Talking about the sides, a hybrid dual nano-SIM/microSD card tray sits on the left, whereas the right is where you’ll find the volume rocker and the power button, both of which are incredibly well-built and have solid feedback.
The 3.5mm audio port is at the top, while the bottom has the USB Type-C port, in addition to a mono speaker and a microphone hole. It’s worth mentioning that there are two antenna lines (one each at the top and the bottom) that run horizontally across the width of the device and drip slightly to the sides, but they are so nicely-integrated (complete with colors matching with the phone’s frame) into the design that they are barely noticeable.
At the front of the Nokia 8 is a 5.3-inch touch-sensitive display. And yes, there are substantial bezels (especially at the top and the bottom), but they are nothing to lose sleep over. Above the display is the earpiece, the usual assortment of sensors, a 13MP selfie camera, and a Nokia logo. The chin bezel has a fingerprint sensor (which also happens to be a touch-sensitive button), flanked by capacitive, backlit navigation keys.

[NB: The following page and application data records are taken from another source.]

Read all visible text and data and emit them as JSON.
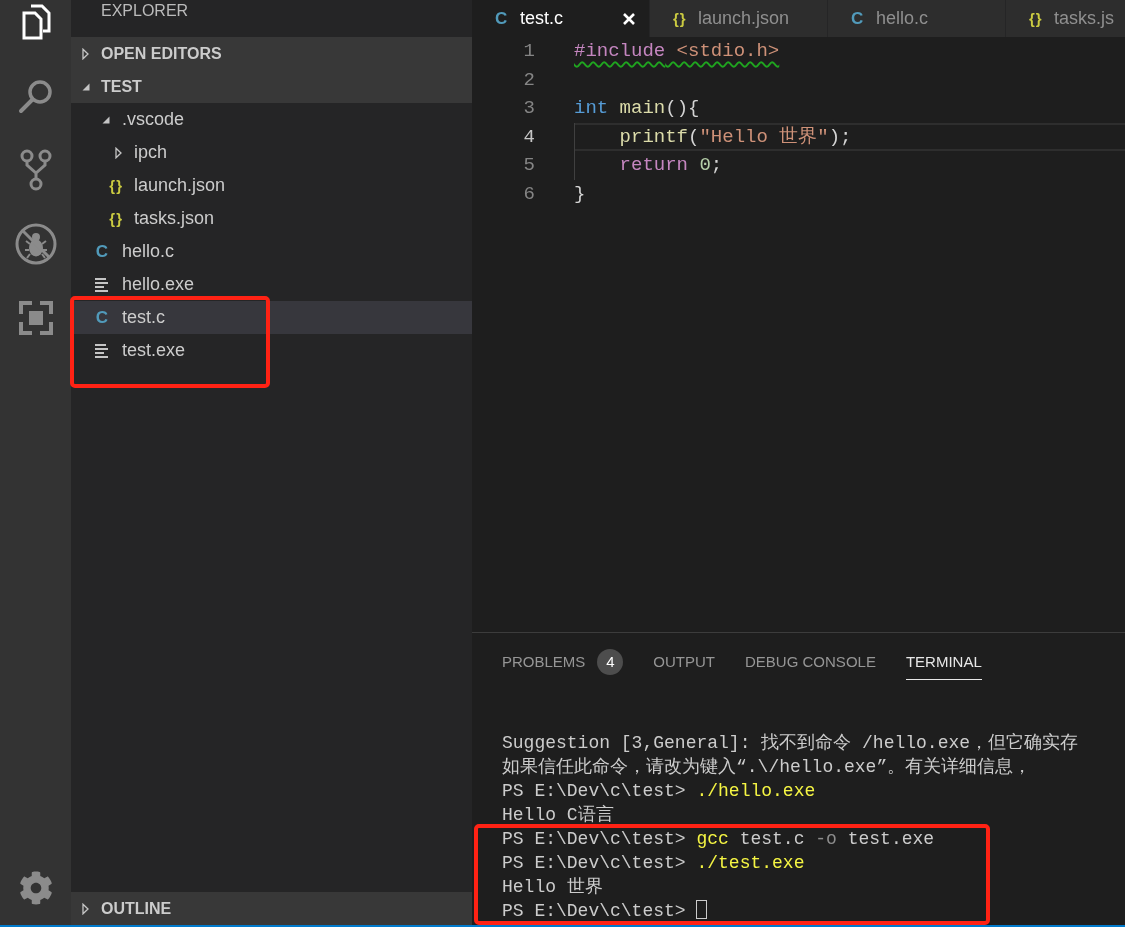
{
  "activity_bar": {
    "items": [
      {
        "kind": "files",
        "selected": true
      },
      {
        "kind": "search",
        "selected": false
      },
      {
        "kind": "source_control",
        "selected": false
      },
      {
        "kind": "debug",
        "selected": false
      },
      {
        "kind": "extensions",
        "selected": false
      }
    ],
    "bottom_items": [
      {
        "kind": "settings",
        "selected": false
      }
    ]
  },
  "sidebar": {
    "title": "EXPLORER",
    "sections": [
      {
        "title": "OPEN EDITORS",
        "expanded": false
      },
      {
        "title": "TEST",
        "expanded": true,
        "tree": [
          {
            "name": ".vscode",
            "kind": "folder",
            "expanded": true,
            "selected": false,
            "highlighted": false,
            "children": [
              {
                "name": "ipch",
                "kind": "folder",
                "expanded": false,
                "selected": false,
                "highlighted": false
              },
              {
                "name": "launch.json",
                "kind": "json",
                "icon": "{}",
                "selected": false,
                "highlighted": false
              },
              {
                "name": "tasks.json",
                "kind": "json",
                "icon": "{}",
                "selected": false,
                "highlighted": false
              }
            ]
          },
          {
            "name": "hello.c",
            "kind": "c",
            "icon": "C",
            "selected": false,
            "highlighted": false
          },
          {
            "name": "hello.exe",
            "kind": "exe",
            "selected": false,
            "highlighted": false
          },
          {
            "name": "test.c",
            "kind": "c",
            "icon": "C",
            "selected": true,
            "highlighted": true
          },
          {
            "name": "test.exe",
            "kind": "exe",
            "selected": false,
            "highlighted": true
          }
        ]
      }
    ],
    "bottom_sections": [
      {
        "title": "OUTLINE",
        "expanded": false
      }
    ]
  },
  "editor": {
    "tabs": [
      {
        "label": "test.c",
        "kind": "c",
        "icon": "C",
        "selected": true
      },
      {
        "label": "launch.json",
        "kind": "json",
        "icon": "{}",
        "selected": false
      },
      {
        "label": "hello.c",
        "kind": "c",
        "icon": "C",
        "selected": false
      },
      {
        "label": "tasks.js",
        "kind": "json",
        "icon": "{}",
        "selected": false
      }
    ],
    "lines": [
      {
        "number": "1",
        "current": false,
        "indented": false,
        "squiggle": true,
        "tokens": [
          {
            "text": "#include",
            "kind": "directive"
          },
          {
            "text": " <stdio.h>",
            "kind": "header"
          }
        ]
      },
      {
        "number": "2",
        "current": false,
        "indented": false
      },
      {
        "number": "3",
        "current": false,
        "indented": false,
        "squiggle": false,
        "tokens": [
          {
            "text": "int",
            "kind": "type"
          },
          {
            "text": " main",
            "kind": "function"
          },
          {
            "text": "(){",
            "kind": "punct"
          }
        ]
      },
      {
        "number": "4",
        "current": true,
        "indented": true,
        "squiggle": false,
        "tokens": [
          {
            "text": "printf",
            "kind": "function"
          },
          {
            "text": "(",
            "kind": "punct"
          },
          {
            "text": "\"Hello 世界\"",
            "kind": "string"
          },
          {
            "text": ");",
            "kind": "punct"
          }
        ]
      },
      {
        "number": "5",
        "current": false,
        "indented": true,
        "squiggle": false,
        "tokens": [
          {
            "text": "return",
            "kind": "keyword"
          },
          {
            "text": " 0",
            "kind": "number"
          },
          {
            "text": ";",
            "kind": "punct"
          }
        ]
      },
      {
        "number": "6",
        "current": false,
        "indented": false,
        "squiggle": false,
        "tokens": [
          {
            "text": "}",
            "kind": "punct"
          }
        ]
      }
    ]
  },
  "panel": {
    "tabs": [
      {
        "label": "PROBLEMS",
        "badge": "4",
        "selected": false
      },
      {
        "label": "OUTPUT",
        "selected": false
      },
      {
        "label": "DEBUG CONSOLE",
        "selected": false
      },
      {
        "label": "TERMINAL",
        "selected": true
      }
    ],
    "terminal": {
      "lines": [
        {
          "segments": [
            {
              "text": "Suggestion [3,General]: 找不到命令 /hello.exe，但它确实存",
              "kind": "plain"
            }
          ],
          "cursor": false,
          "highlighted": false
        },
        {
          "segments": [
            {
              "text": "如果信任此命令，请改为键入“.\\/hello.exe”。有关详细信息，",
              "kind": "plain"
            }
          ],
          "cursor": false,
          "highlighted": false
        },
        {
          "segments": [
            {
              "text": "PS E:\\Dev\\c\\test> ",
              "kind": "plain"
            },
            {
              "text": "./hello.exe",
              "kind": "command"
            }
          ],
          "cursor": false,
          "highlighted": false
        },
        {
          "segments": [
            {
              "text": "Hello C语言",
              "kind": "plain"
            }
          ],
          "cursor": false,
          "highlighted": false
        },
        {
          "segments": [
            {
              "text": "PS E:\\Dev\\c\\test> ",
              "kind": "plain"
            },
            {
              "text": "gcc",
              "kind": "command"
            },
            {
              "text": " test.c ",
              "kind": "plain"
            },
            {
              "text": "-o",
              "kind": "flag"
            },
            {
              "text": " test.exe",
              "kind": "plain"
            }
          ],
          "cursor": false,
          "highlighted": true
        },
        {
          "segments": [
            {
              "text": "PS E:\\Dev\\c\\test> ",
              "kind": "plain"
            },
            {
              "text": "./test.exe",
              "kind": "command"
            }
          ],
          "cursor": false,
          "highlighted": true
        },
        {
          "segments": [
            {
              "text": "Hello 世界",
              "kind": "plain"
            }
          ],
          "cursor": false,
          "highlighted": true
        },
        {
          "segments": [
            {
              "text": "PS E:\\Dev\\c\\test> ",
              "kind": "plain"
            }
          ],
          "cursor": true,
          "highlighted": true
        }
      ]
    }
  }
}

It might not have the oomph factor of its contemporaries such as the Galaxy S8 and the G6, but the Nokia 8 is still a sharp-looking smartphone, with a build quality that’s definitely flagship-class.